  • Assessment of technology current state. Make sure that the organization’s technology is delivering a return. By assessing user engagement, criticality, risk, fit, scalability and integration, marketers can find systems that can be obsoleted to open up budget and staffing for new investments, and others that can be enhanced to accomplish new goals.
  • Determine future state and develop roadmap aligned to corporate strategy. An assessment of the organization’s current state technology provides a baseline to identify gaps for meeting current and future needs. Marketing operations can play a critical role working with key marketing stakeholders to define gaps, solicit proposals for future investments and prioritize projects for the technology roadmap.
  • Align technology to process and data flow. Marketing operations should document core processes across marketing and aligned functions (e.g. sales, channel or product teams) to consider technology’s ability to act as a catalyst for process improvement and proper data management.
  • Liaison with IT and cross-functional partners. Marketing cannot operate as a technology island. Sales operations, product operations and IT can help with several areas of marketing technology, including process improvement, data integration and management, and security.
  • Clarify roles and responsibilities across teams. In managing a growing portfolio of technology, it’s imperative to gain a common understanding of roles and responsibilities among functions, including those outside of marketing. Develop a RACI Model (Responsible, Accountable, Consulted, Informed) to formalize the roles of marketing stakeholders in both marketing systems, as well as corporate systems.
  • Procurement and implementation support. Marketing operations should serve as a program management office, providing the necessary support for requirements definition, business case development, vendor selection, change management, training and integration with other systems.
  • Develop technology enablement curricula. A common outcome of a technology assessment is the identification of systems that have little or no user engagement. If the system has untapped potential to provide value to the organization, marketing operations should develop a comprehensive enablement plan to increase adoption.
  • Consolidate reporting and analytics across technologies. New systems mean new sources of data for marketing measurement. For example, a new social monitoring application may provide brand awareness metrics that were previously unobtainable. Marketing operations should evaluate technologies as potential sources for data, and determine how the data can be accessed and reported through measurement tools.
  • Conduct inventory of license agreements. There are many reasons why an organization might be paying for technology that is not currently providing value. With the rise of recurring license agreements, invoices might be submitted for systems that supported employees who have left the organization, systems that have replaced by another solution, or those that addressed last year’s problem before priorities shifted.

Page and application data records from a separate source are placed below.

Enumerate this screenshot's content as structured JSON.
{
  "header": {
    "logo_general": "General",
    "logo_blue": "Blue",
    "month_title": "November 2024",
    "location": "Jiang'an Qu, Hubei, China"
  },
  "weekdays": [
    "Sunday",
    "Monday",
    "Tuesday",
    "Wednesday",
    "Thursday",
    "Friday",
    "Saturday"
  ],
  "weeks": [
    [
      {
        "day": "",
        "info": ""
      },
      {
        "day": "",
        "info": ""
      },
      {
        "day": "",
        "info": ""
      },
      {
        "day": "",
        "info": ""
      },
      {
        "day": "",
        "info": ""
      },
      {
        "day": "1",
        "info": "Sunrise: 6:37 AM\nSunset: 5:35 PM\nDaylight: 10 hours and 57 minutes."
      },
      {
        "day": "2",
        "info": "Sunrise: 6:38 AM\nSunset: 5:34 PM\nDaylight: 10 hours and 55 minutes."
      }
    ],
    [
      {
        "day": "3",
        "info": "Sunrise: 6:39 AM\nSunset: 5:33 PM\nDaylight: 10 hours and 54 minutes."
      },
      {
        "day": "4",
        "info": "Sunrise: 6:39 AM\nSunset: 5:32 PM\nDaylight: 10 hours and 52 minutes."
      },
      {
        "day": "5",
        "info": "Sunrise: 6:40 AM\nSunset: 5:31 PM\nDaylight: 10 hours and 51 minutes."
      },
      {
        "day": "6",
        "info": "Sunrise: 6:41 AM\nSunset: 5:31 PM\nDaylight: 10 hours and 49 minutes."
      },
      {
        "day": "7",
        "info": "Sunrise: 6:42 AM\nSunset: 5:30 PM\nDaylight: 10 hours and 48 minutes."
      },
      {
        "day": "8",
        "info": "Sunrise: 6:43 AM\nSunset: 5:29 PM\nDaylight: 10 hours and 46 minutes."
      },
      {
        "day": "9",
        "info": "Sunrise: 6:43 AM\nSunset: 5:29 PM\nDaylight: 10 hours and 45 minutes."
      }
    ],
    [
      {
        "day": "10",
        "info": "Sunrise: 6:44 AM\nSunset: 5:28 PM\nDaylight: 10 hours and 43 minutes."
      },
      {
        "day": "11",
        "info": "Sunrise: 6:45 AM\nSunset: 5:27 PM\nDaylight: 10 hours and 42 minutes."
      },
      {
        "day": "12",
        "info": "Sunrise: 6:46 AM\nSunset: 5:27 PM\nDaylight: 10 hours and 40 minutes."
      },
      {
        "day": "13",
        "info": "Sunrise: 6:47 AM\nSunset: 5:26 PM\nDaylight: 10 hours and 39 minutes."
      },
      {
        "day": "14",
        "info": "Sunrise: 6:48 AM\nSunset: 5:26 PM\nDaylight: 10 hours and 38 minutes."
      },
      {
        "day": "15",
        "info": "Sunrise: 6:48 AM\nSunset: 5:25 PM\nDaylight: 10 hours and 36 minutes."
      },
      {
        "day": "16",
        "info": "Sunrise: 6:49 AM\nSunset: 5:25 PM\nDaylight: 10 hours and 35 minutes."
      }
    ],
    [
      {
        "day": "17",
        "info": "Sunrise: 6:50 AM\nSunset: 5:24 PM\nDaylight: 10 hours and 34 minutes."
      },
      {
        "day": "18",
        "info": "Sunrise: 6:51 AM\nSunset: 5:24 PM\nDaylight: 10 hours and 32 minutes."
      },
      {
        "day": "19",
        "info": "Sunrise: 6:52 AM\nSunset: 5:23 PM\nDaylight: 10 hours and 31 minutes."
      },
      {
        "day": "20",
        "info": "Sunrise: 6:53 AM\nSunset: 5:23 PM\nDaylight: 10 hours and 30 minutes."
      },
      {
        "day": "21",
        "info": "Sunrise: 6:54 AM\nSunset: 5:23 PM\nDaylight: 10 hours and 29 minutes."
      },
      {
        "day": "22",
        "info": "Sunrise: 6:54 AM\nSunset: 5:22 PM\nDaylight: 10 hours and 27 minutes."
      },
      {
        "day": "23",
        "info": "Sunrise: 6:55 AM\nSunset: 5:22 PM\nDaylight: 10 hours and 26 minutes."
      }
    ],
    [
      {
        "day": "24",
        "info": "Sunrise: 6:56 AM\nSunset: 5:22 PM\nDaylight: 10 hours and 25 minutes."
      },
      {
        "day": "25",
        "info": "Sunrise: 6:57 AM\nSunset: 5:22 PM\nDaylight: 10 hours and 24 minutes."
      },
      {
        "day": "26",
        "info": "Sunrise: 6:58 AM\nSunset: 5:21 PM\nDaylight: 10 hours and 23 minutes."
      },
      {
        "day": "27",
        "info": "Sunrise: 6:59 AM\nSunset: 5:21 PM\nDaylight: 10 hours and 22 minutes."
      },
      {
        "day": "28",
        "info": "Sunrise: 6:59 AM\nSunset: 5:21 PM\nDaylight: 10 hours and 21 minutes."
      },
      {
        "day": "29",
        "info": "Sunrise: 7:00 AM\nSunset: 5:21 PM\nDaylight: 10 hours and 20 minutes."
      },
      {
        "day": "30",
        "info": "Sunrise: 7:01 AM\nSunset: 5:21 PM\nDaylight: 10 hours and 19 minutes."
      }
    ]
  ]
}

With each of these responsibilities, marketing operations must work with the CMO to define how tightly technology management should be controlled. In a highly controlled environment, marketing operations serves as the central function for all technology purchasing and owns the budget. In a more decentralized environment, marketing operations can establish the processes and governance to ensure that new technology fits into the technology ecosystem.

Jeff is speaking at TechX during two sessions: “Building The Capability-Led Marketing Tech Stack” and “What’s In Your Technology Future? Build A Roadmap. ”

Jeff Clark

Jeff Clark brings over 25 years of B2B marketing experience to the Marketing Operations Strategies service. Jeff develops SiriusDecisions’ research on marketing measurement and technology planning. His work helps b-to-b organizations effectively quantify, understand and convey the value being created by their marketing functions and assists marketing operations teams in their planning and management of technology.